_YOUR GOAL_.
Report every line of the records below that contains the word "Closed".

(Beginning of SUPPLIED RECORDS)

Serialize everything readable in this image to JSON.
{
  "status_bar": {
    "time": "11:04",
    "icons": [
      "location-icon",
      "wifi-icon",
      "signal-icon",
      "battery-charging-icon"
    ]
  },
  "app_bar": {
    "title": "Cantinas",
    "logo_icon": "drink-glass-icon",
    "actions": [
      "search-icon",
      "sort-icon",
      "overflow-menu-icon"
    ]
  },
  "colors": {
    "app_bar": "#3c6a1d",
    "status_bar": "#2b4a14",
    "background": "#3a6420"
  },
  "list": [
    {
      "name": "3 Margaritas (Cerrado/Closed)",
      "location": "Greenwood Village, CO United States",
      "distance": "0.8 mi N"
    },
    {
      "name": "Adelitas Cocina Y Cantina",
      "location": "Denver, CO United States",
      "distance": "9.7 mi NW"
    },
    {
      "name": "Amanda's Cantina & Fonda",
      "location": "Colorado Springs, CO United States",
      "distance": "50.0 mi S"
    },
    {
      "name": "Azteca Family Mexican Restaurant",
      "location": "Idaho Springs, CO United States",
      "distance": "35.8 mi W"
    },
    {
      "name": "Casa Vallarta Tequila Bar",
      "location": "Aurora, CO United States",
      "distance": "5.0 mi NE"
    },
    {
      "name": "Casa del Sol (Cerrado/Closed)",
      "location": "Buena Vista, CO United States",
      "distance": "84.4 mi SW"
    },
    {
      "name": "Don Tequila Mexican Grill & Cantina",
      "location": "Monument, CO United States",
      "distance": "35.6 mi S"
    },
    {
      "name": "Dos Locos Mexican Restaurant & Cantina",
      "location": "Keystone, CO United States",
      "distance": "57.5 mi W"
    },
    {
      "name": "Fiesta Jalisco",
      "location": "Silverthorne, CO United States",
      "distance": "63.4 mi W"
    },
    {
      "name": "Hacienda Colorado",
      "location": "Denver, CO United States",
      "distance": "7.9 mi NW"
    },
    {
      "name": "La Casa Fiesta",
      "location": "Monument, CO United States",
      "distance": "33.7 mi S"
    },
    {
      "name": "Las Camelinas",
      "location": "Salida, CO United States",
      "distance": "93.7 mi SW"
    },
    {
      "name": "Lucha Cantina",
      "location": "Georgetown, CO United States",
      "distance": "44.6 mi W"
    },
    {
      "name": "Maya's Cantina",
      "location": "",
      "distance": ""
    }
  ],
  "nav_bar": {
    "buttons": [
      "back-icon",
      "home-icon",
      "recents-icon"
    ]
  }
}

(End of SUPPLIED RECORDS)

_EXPECTED ANSWER_.
      "name": "3 Margaritas (Cerrado/Closed)",
      "name": "Casa del Sol (Cerrado/Closed)",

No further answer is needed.